On March 26 Alan Routh responded to a letter to the editor I wrote (also dated March 26). Rather than address the points I raised, he instead chose to discredit my opinions by labelling them as a “disservice.”
Mr. Routh would have done a better service to the public to address the valid problems identified with the bundled referendum rather than play to emotions by asserting that a volunteer board of education could never propose something less than prudent, because after all, they are volunteers.
I like many others are thankful to the Board for the time they commit to an unpaid task, and respect them for stepping up. I myself have volunteered countless hours over more than a decade at both municipal and civic pursuits, so I understand the sacrifice the Board members make.
But to declare that the public should not question a referendum that has shortcomings, developed without community input until it was already unveiled, because by doing so we are somehow questioning the dedication of the Board is sheer nonsense. Indeed, it appears to be a strategy designed to deflect attention away from the flawed referendum itself.
So as to the points made in my letter, I offer the following “clarification”:
There is no confusion as to how a referendum interfaces with an operating budget. Money borrowed has to be repaid. The debt service (or mortgage payment in Mr. Routh’s analogy) is paid mainly from an appropriation of property tax revenues. They are not repaid with fairy dust; they are repaid with property tax revenues approved each year by the voters.
So if one believes, as I do, that the PAC and the administrative offices are unnecessary, then the Operating Budget is unduly burdened with debt service costs related to those specific projects. Not having to pay these costs would allow voters the choice of redirecting the funds (through operating budget or second question approvals) to other educational priorities. On the other hand, raising taxes to pay debt service on unnecessary projects means taxes will need to rise even more to fund desired educational programs down the road.
In this regard the PAC does indeed constrain future program funding flexibility by using scarce tax revenues to pay for unnecessary projects.
The Board made it clear in public comments that bundling the various questions (many of which have merit), would enhance chances of passage of a referendum containing an increasingly unpopular Performing Arts Center. So in that sense the referendum certainly is a grab bag of
good and bad projects meant to appeal to a sufficient number of vested interests to ensure passage. That’s not how strategic capital planning is supposed to be done.
Mr. Routh makes the claim that “No referendum, no FDK.” That is patently false. Should the current referendum fail, the Board will have the ability to float another bond referendum in the near future to address additional classroom space for FDK and other meritorious projects separately without bundling them with a new PAC and administrative offices. The public does NOT need to approve THIS referendum to expand the elementary schools to allow for FDK, rehabilitate Cougar Field, or address other capital needs that a strategic plan would identify.

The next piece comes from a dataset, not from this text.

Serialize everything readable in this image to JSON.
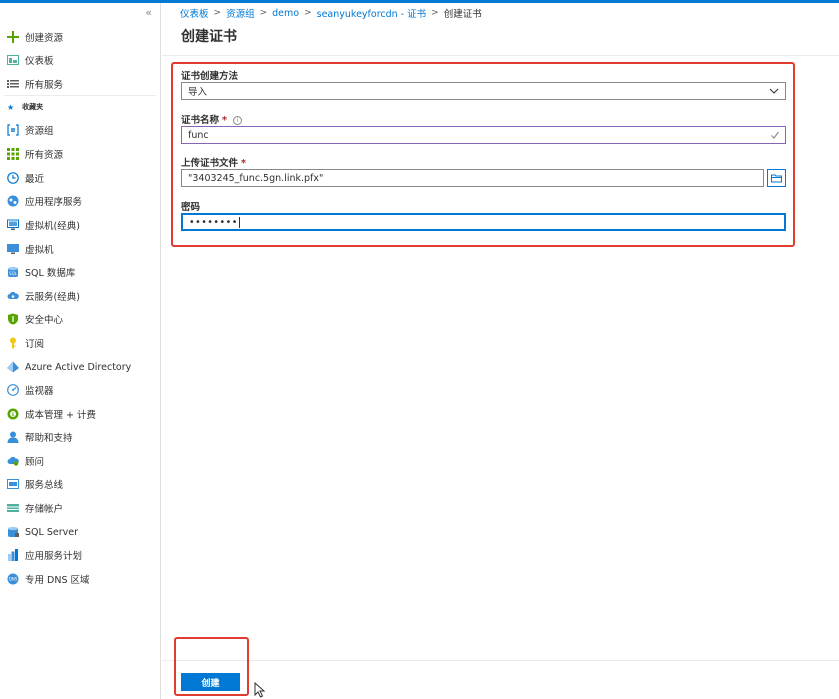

The benefits of relocating district offices, according to Mr. Routh, are “hard to quantify.” I rest
my case. If they are hard to quantify than why are they being considered? Only projects with quantifiable benefits should be included in the Referendum.
The debate that is unfolding in our community surrounding the April 21 bond referendum is a good, healthy thing. It is refreshing and frankly overdue in a community where only 12-15 percent of registered voters typically show up to approve school budgets each April. While some obviously see any questioning of the Board as somehow disloyal or offensive, open debate is the hallmark of American society. It is unfortunate that those who favor the rubber stamping of all Board decisions are trying to label residents opposed to the referendum as somehow doing a “disservice” to the Board, the School District, or the broader Chatham community.